The collective voices at the hearing resoundingly urged lawmakers to solidify numerous waivers and flexibilities that had fueled the substantial surge in telehealth utilization across the United States during the pandemic.
Dr. Chad Ellimoottil, an expert in urology and medical director of virtual care at the University of Michigan, emphasized the necessity for prompt action by Congress and the Centers for Medicare and Medicaid Services (CMS) to avert what he described as the “fast and slow” death of telehealth. He warned against the potential reinstatement of restrictive measures, which could lead to a rapid decline in telehealth usage. Additionally, he highlighted the danger of regulatory frustrations and unexpected bills potentially driving patients and providers away from utilizing telehealth services over time.
Joined by experts like Dr. Ateev Mehrotra from Harvard Medical School, RN Nicki Perisho from the Northwest Regional Telehealth Resource Center, and Dr. Eric Wallace from the University of Alabama at Birmingham (UAB) Health System, Ellimoottil stressed the need to make permanent several key flexibilities:
1. Removal of geographical limitations for telehealth originating sites.
2. Continued coverage of audio-only telehealth consultations.
3. Expansion of eligible healthcare providers offering telehealth services.
4. Authorization for telehealth prescriptions of controlled substances not classified as Schedule II medications.
5. Implementation of a limited exception to state licensure, allowing physicians with an established patient relationship and proper licensure in their home state to provide telehealth services across state lines.

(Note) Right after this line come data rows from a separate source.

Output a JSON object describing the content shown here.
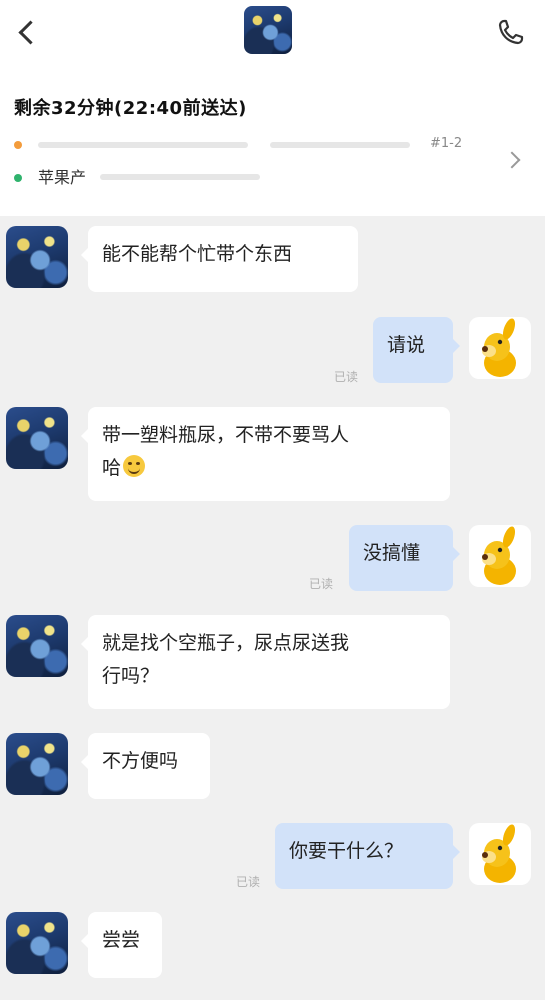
{
  "header": {
    "back_icon": "chevron-left-icon",
    "call_icon": "phone-icon",
    "avatar": "van-gogh-starry-night-avatar"
  },
  "order": {
    "remaining": "剩余32分钟(22:40前送达)",
    "address_1_suffix": "#1-2",
    "address_2": "苹果产",
    "colors": {
      "pickup_dot": "#f39c3c",
      "dropoff_dot": "#2fb36d"
    }
  },
  "colors": {
    "my_bubble": "#d2e2f9",
    "their_bubble": "#ffffff",
    "background": "#f0f0f0"
  },
  "messages": [
    {
      "from": "them",
      "text": "能不能帮个忙带个东西"
    },
    {
      "from": "me",
      "text": "请说",
      "status": "已读"
    },
    {
      "from": "them",
      "text": "带一塑料瓶尿，不带不要骂人",
      "text_2": "哈",
      "emoji": "smiling-face-emoji"
    },
    {
      "from": "me",
      "text": "没搞懂",
      "status": "已读"
    },
    {
      "from": "them",
      "text": "就是找个空瓶子，尿点尿送我",
      "text_2": "行吗？"
    },
    {
      "from": "them",
      "text": "不方便吗"
    },
    {
      "from": "me",
      "text": "你要干什么？",
      "status": "已读"
    },
    {
      "from": "them",
      "text": "尝尝"
    }
  ]
}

While unanimity prevailed on these aspects, there were differing opinions on payment parity. Perisho, Wallace, and Ellimoottil advocated for maintaining payment parity between telehealth and in-person care to ensure fair reimbursement, citing concerns that reduced payments might dissuade providers from offering telehealth services.
Contrarily, Mehrotra argued that equivalent reimbursements might incentivize a shift to virtual-only practices, potentially disadvantaging traditional brick-and-mortar clinicians. He proposed a nuanced approach to payments, citing studies suggesting that a minority of mental health specialists had transitioned to virtual-only practices.
Mehrotra further urged Congress to base future telehealth policies on three core principles: promoting high-value telehealth applications, avoiding one-size-fits-all policies, and reducing administrative burdens for both clinicians and patients.
During the inquiry, committee members sought clarification on the risks associated with delaying decisions on the permanence of these flexibilities until the end of 2024. Ellimoottil highlighted the adverse impact of policy uncertainty on strategic planning within healthcare provider organizations, stressing the need for clarity to guide future telehealth investments.
He emphasized the abundance of studies conducted since 2020, reinforcing the positive outcomes of telehealth, including improved access without compromising care quality or significantly escalating healthcare spending.
The collective plea from these stakeholders resonates with the pressing need for a decisive and timely stance from policymakers to ensure the continuity and expansion of telehealth services, thereby securing improved healthcare access and delivery for all.
The Senate hearing acted as a catalyst, amplifying stakeholders’ unified plea for lasting telehealth provisions. The resounding consensus on permanent regulatory support showcased the far-reaching impact of telehealth on healthcare access. As policymakers deliberate the future telehealth landscape, insights from experts stress the imperative for timely decisions. Balancing diverse perspectives on payment parity and provider expansions, the call remains to nurture telehealth’s growth while addressing concerns. Ultimately, anchoring decisions in strategic principles can ensure equitable access, high-quality care, and reduced administrative burdens in an evolving healthcare ecosystem.